Last time I checked up on probable owner of an “I’ll sleep when I’m dead” coffee mug, Steven Soderbergh (not counting my bravura recounting of his commentary for Suture, which no one read because I posted it on possibly the busiest day of this site’s existence), he was waist-deep in post-production on one movie, knee-deep in pre-production on another movie, and getting his toes in the water with yet another movie. So, he’s back to his pre-retirement habits of shooting first and maybe asking questions while making the next movie. But rather amazingly, he found the time to have a 50-minute Q&A (sponsored by Singani 63, of course) accompanying a screening of his 2011 film Haywire at The Nitehawk in Williamsburg. Sadly, the audio of that discussion is not available, but some highlights were written about by The Playlist, effectively giving me enough to write an article about.
Since the chat was ostensibly about Haywire, we might as well begin with the parts that actually relate to Haywire. For one, the film was born out of the cancellation of Soderbergh’s version of Moneyball, leaving him to make a whole other movie to

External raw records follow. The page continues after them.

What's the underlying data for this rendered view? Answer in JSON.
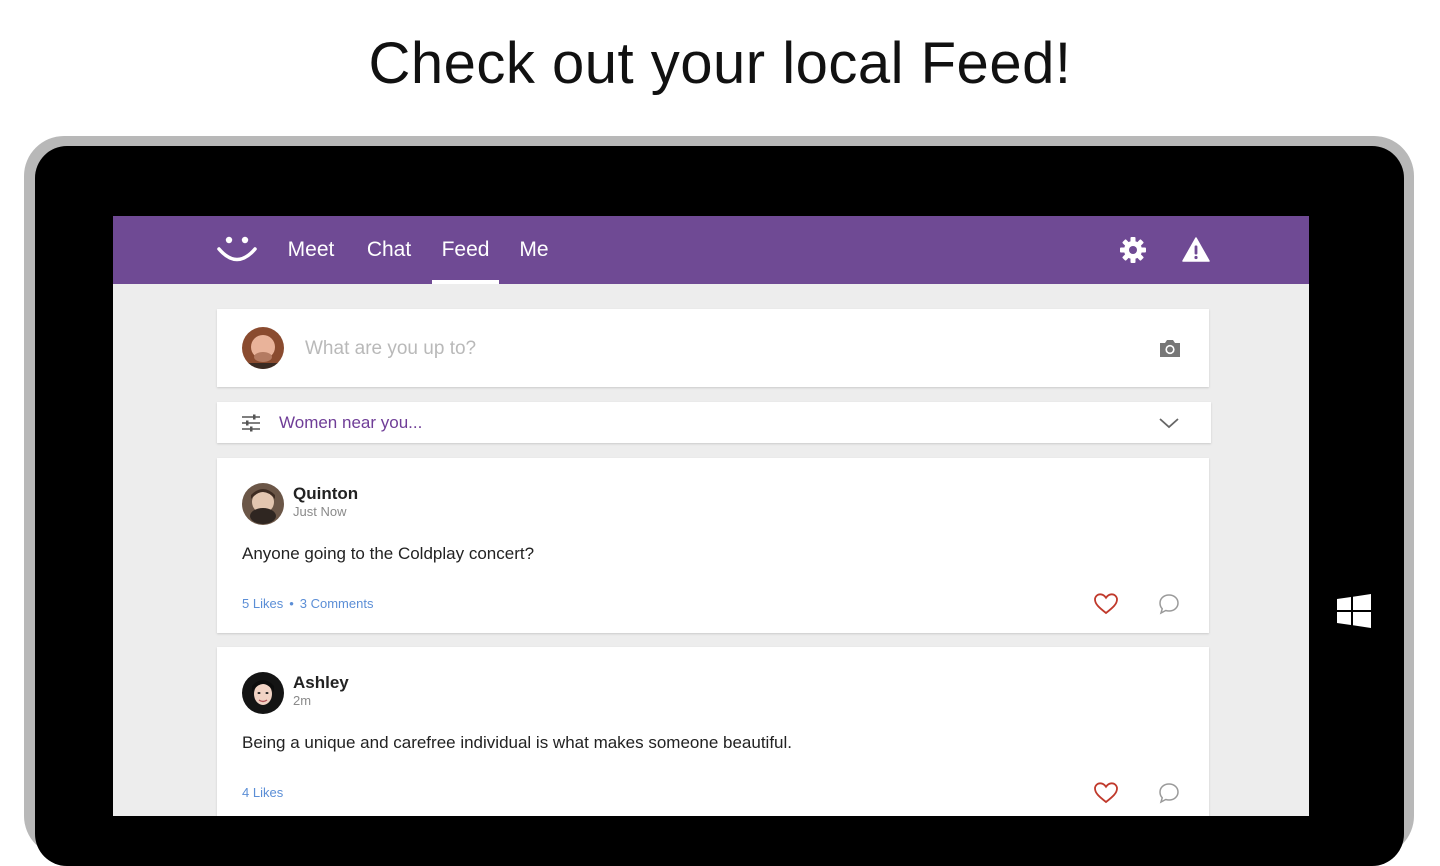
{
  "promo": {
    "headline": "Check out your local Feed!"
  },
  "colors": {
    "brand": "#6f4a94",
    "filter_text": "#6f3d97",
    "link": "#5b8ed6",
    "like_heart": "#c0392b"
  },
  "header": {
    "logo_icon": "smiley-icon",
    "tabs": [
      {
        "label": "Meet"
      },
      {
        "label": "Chat"
      },
      {
        "label": "Feed",
        "active": true
      },
      {
        "label": "Me"
      }
    ],
    "icons": [
      "gear-icon",
      "warning-icon"
    ]
  },
  "composer": {
    "placeholder": "What are you up to?",
    "icon": "camera-icon"
  },
  "filter": {
    "label": "Women near you...",
    "icon": "sliders-icon",
    "expand_icon": "chevron-down-icon"
  },
  "posts": [
    {
      "author": "Quinton",
      "time": "Just Now",
      "text": "Anyone going to the Coldplay concert?",
      "likes": "5 Likes",
      "comments": "3 Comments"
    },
    {
      "author": "Ashley",
      "time": "2m",
      "text": "Being a unique and carefree individual is what makes someone beautiful.",
      "likes": "4 Likes"
    }
  ]
}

save the rec center keep the crew members of that film employed for the time being. He also talked about how he’s tried to follow-up Haywire, whether with a sequel or a spin-off TV show. Sadly, those are the only projects that Soderbergh *won’t* be making this year, as both tries were unsuccessful. And we also won’t be seeing Soderbergh’s take on James Bond anytime soon, as he also reveals in the conversation that he was approached twice to make a Bond movie, and ended up making Haywire as sort of a look at what a Soderbergh-directed Bond movie could be. Ah well, at least we got a great meat-and-potatoes action movie out of this whole thing.
Perhaps the most important part of the chat came when Soderbergh talked a bit about the future of The Knick. The second season ended on several superbly depressing notes, one of which seemed to indicate that Soderbergh and Co. may not be particularly interested in returning for more. And yet, they very much are, as has been established before. If Soderbergh’s sudden uber-prolificness seemed to call doubt on him being able to craft another season of television, well, he clearly doesn’t think it will be much of a challenge. In the chat, the subject eventually changed to The Knick, and Soderbergh had this to say.
“We had a six year plan when we started ‘The Knick,’ and supposedly we’re going to pick up next fall [with] season three. We had it all mapped out. Every two years we kind of blow up the universe and start over again. I want to do it, so hopefully it’s going to get done”
This basically just confirms what we heard before about the show’s future plans, but it does make it seem like Cinemax, if they haven’t directly given Soderbergh the green light yet, will allow the show to live on, and that Soderbergh will be ready to go whenever the writers are.
But the most important piece of news from this chat was yet more insight on the long-gestating director’s cut of Kafka, or as it might as well be called at this point, Kafka Nukem Forever. Soderbergh spent some time reiterating that his problems with Kafka are largely with its tonal inconsistencies and once again going over some of his additions to the film (insert shots for the cut were shot while Soderbergh made Side Effects, the film will be dubbed into German, which Soderbergh jokes will require audiences to “understand German”). However, the most interesting Kafka-related detail is Soderbergh’s description of the cut as a whole.
“I’m calling it the ‘Midnight Edition. It’s very weird. I didn’t solve any of the problems, I’ve just mitigated them by making it so weird. You’re so distracted by the weirdness that you don’t notice what doesn’t make any sense.”
Personally, a substantially weirder version of Kafka, a movie which already features giant eyeballs, a murderous laughing leper, oddball comedy involving typewriters, and the Yellow Brick Road reimagined as filing cabinets, sounds pretty goddamn awesome to me, even if the tone is still off (and I didn’t really have a problem with the tone of the original cut, incidentally). Now hopefully Lem Dobbs will be even angrier over this version and have to duke it out with Soderbergh once more in response. Criterion, get these men in your recording booth as soon as humanly possible.